  • 58. 200,000+ users 24m km of highways crazy 34m km of ways momentum!! OSM stats from May 2009 NAVTEQ had 18m km of highways in Dec 2007 flickr.com/photos/pimpmasterjazz/2601898276/ 58
  • 59. What about quality? Dr Muki Haklay of UCL “OSM quality is beyond good enough, it is a product that can be used for a wide range of activities” Based on a detailed analysis http://tinyurl.com/mukiosm 59
  • 60. Landgate Perth, Western Australia 60
  • 61. 61
  • 62. “The future is user created data” Google MapMaker Michael Jones, Google 62
  • 63. 63
  • 64. Database 2007 data 69 countries 11m miles (18m km) of roads 18m points of interest People “Creating, maintaining and delivering a comprehensive, high quality map database is a Field force 700 multi-step, labor-intensive process.

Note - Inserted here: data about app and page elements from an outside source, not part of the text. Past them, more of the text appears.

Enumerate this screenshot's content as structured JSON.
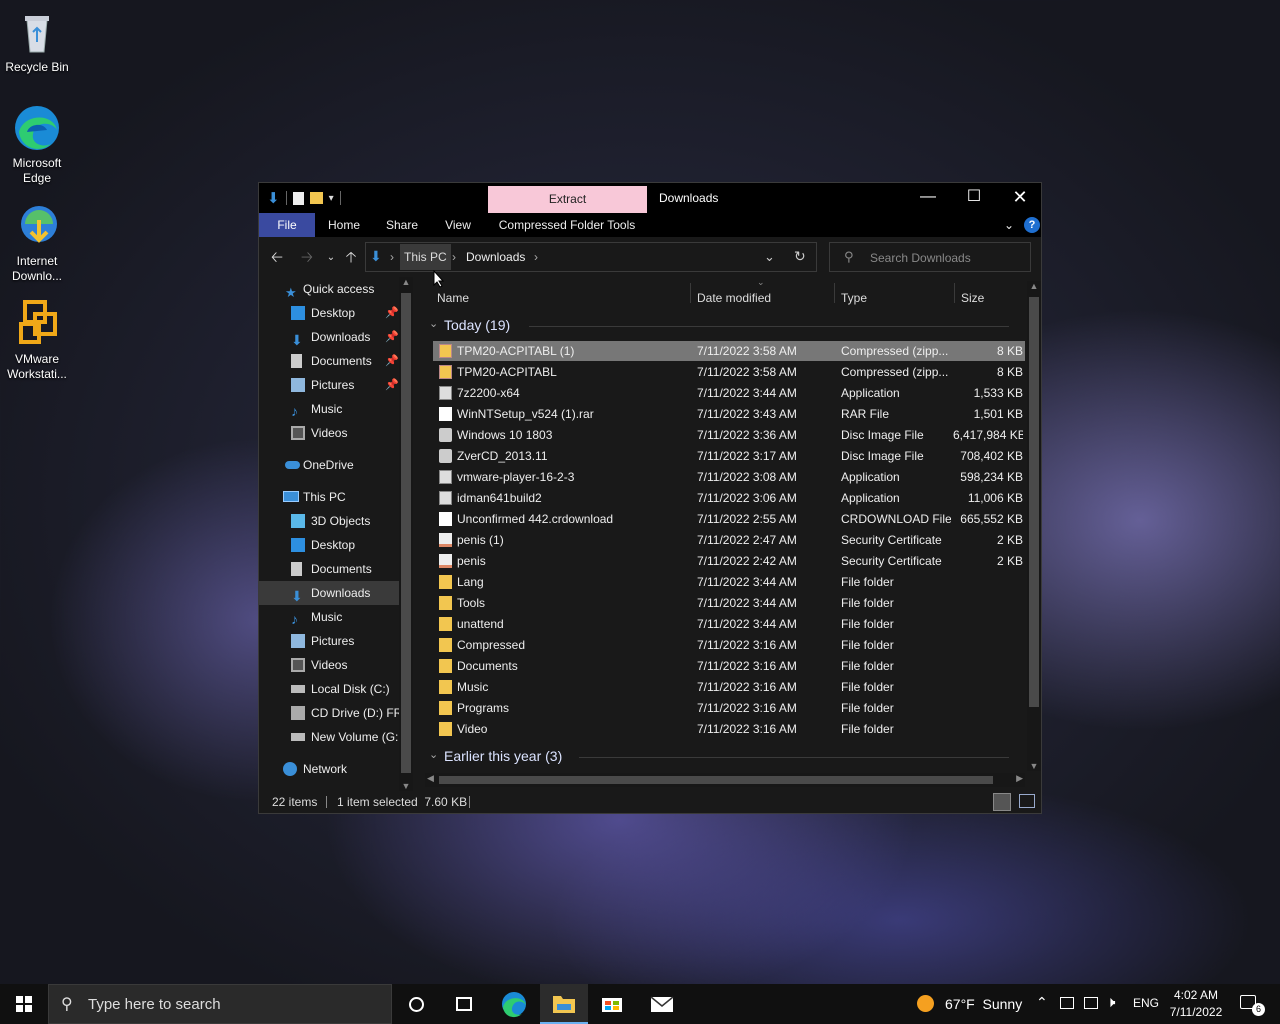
{
  "desktop": {
    "icons": [
      {
        "label": "Recycle Bin"
      },
      {
        "label": "Microsoft Edge"
      },
      {
        "label": "Internet Downlo..."
      },
      {
        "label": "VMware Workstati..."
      }
    ]
  },
  "window": {
    "title": "Downloads",
    "contextual_tab": "Extract",
    "ribbon_tabs": [
      "File",
      "Home",
      "Share",
      "View",
      "Compressed Folder Tools"
    ],
    "breadcrumb": [
      "This PC",
      "Downloads"
    ],
    "search_placeholder": "Search Downloads",
    "nav": {
      "quick_access": "Quick access",
      "quick_items": [
        "Desktop",
        "Downloads",
        "Documents",
        "Pictures",
        "Music",
        "Videos"
      ],
      "onedrive": "OneDrive",
      "this_pc": "This PC",
      "pc_items": [
        "3D Objects",
        "Desktop",
        "Documents",
        "Downloads",
        "Music",
        "Pictures",
        "Videos",
        "Local Disk (C:)",
        "CD Drive (D:) FR",
        "New Volume (G:"
      ],
      "network": "Network"
    },
    "columns": [
      "Name",
      "Date modified",
      "Type",
      "Size"
    ],
    "group_today": "Today (19)",
    "group_earlier": "Earlier this year (3)",
    "files": [
      {
        "name": "TPM20-ACPITABL (1)",
        "date": "7/11/2022 3:58 AM",
        "type": "Compressed (zipp...",
        "size": "8 KB",
        "icon": "zip-icon"
      },
      {
        "name": "TPM20-ACPITABL",
        "date": "7/11/2022 3:58 AM",
        "type": "Compressed (zipp...",
        "size": "8 KB",
        "icon": "zip-icon"
      },
      {
        "name": "7z2200-x64",
        "date": "7/11/2022 3:44 AM",
        "type": "Application",
        "size": "1,533 KB",
        "icon": "app-icon"
      },
      {
        "name": "WinNTSetup_v524 (1).rar",
        "date": "7/11/2022 3:43 AM",
        "type": "RAR File",
        "size": "1,501 KB",
        "icon": "file-icon"
      },
      {
        "name": "Windows 10 1803",
        "date": "7/11/2022 3:36 AM",
        "type": "Disc Image File",
        "size": "6,417,984 KB",
        "icon": "disc-icon"
      },
      {
        "name": "ZverCD_2013.11",
        "date": "7/11/2022 3:17 AM",
        "type": "Disc Image File",
        "size": "708,402 KB",
        "icon": "disc-icon"
      },
      {
        "name": "vmware-player-16-2-3",
        "date": "7/11/2022 3:08 AM",
        "type": "Application",
        "size": "598,234 KB",
        "icon": "app-icon"
      },
      {
        "name": "idman641build2",
        "date": "7/11/2022 3:06 AM",
        "type": "Application",
        "size": "11,006 KB",
        "icon": "app-icon"
      },
      {
        "name": "Unconfirmed 442.crdownload",
        "date": "7/11/2022 2:55 AM",
        "type": "CRDOWNLOAD File",
        "size": "665,552 KB",
        "icon": "file-icon"
      },
      {
        "name": "penis (1)",
        "date": "7/11/2022 2:47 AM",
        "type": "Security Certificate",
        "size": "2 KB",
        "icon": "cert-icon"
      },
      {
        "name": "penis",
        "date": "7/11/2022 2:42 AM",
        "type": "Security Certificate",
        "size": "2 KB",
        "icon": "cert-icon"
      },
      {
        "name": "Lang",
        "date": "7/11/2022 3:44 AM",
        "type": "File folder",
        "size": "",
        "icon": "folder-icon"
      },
      {
        "name": "Tools",
        "date": "7/11/2022 3:44 AM",
        "type": "File folder",
        "size": "",
        "icon": "folder-icon"
      },
      {
        "name": "unattend",
        "date": "7/11/2022 3:44 AM",
        "type": "File folder",
        "size": "",
        "icon": "folder-icon"
      },
      {
        "name": "Compressed",
        "date": "7/11/2022 3:16 AM",
        "type": "File folder",
        "size": "",
        "icon": "folder-icon"
      },
      {
        "name": "Documents",
        "date": "7/11/2022 3:16 AM",
        "type": "File folder",
        "size": "",
        "icon": "folder-icon"
      },
      {
        "name": "Music",
        "date": "7/11/2022 3:16 AM",
        "type": "File folder",
        "size": "",
        "icon": "folder-icon"
      },
      {
        "name": "Programs",
        "date": "7/11/2022 3:16 AM",
        "type": "File folder",
        "size": "",
        "icon": "folder-icon"
      },
      {
        "name": "Video",
        "date": "7/11/2022 3:16 AM",
        "type": "File folder",
        "size": "",
        "icon": "folder-icon"
      }
    ],
    "status": {
      "count": "22 items",
      "selection": "1 item selected  7.60 KB"
    }
  },
  "taskbar": {
    "search_placeholder": "Type here to search",
    "weather": "67°F  Sunny",
    "language": "ENG",
    "time": "4:02 AM",
    "date": "7/11/2022",
    "notifications": "6"
  }
}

We Central production 270 currently employ over 270 employees in our centralized production facility and a global Technology 500 workforce of over 700 geographic analysts in 32 countries” Total 3349 Financial Revenue $853m (~€604m) Data creation & distribution costs $396m (~€280m) 64
  • 65. Crowdsourcing is a paradigm shift for data creation flickr.com/photos/jamescridland/613445810/ 65
  • 66. Economics of data creation and sharing 66
  • 67. “Information wants to be free” 67
  • 68. 68
  • 69. 69
  • 70. 70
  • 71. UK Government advised by Sir Tim Berners Lee Ordnance Survey medium and small scale data to be free (Details being worked out) 71
  • 72. “Our taxes fund the collection of public data - yet we have to pay again to access it. [Make] it freely available to stimulate innovation” The Guardian “Free Our Data” web site 72
  • 73. sadly it’s not that simple ... Taxes only pay half of the costs (in UK) Costs are ongoing, not one off Many competing priorities for tax money All geodata is not equal Commercial companies can profit 73
  • 74. Land of the Free 74
  • 75. I think we should raise taxes or cut spending on schools to do better mapping 75
  • 76. 76
  • 77. Missing Pepsi Center! (Built 10 years ago)! USGS Topo Map 77
  • 78. TIGER data US Census Bureau 78
  • 79. The US situation No large scale “national map” Utilities and local governments map themselves Most cities are mapped many times Significant map inconsistencies flickr.com/photos/izik/3215303355/ 79
  • 80. National Mapping Agencies! Cost! Good product but expensive! Free or cheap but product lacking! We want to be here ... ! Product! 80
  • 81. In summary ... a wild ride ahead! 81
  • 82. ? peter@ebatty.com geothought.blogspot.com twitter.com/pmbatty 82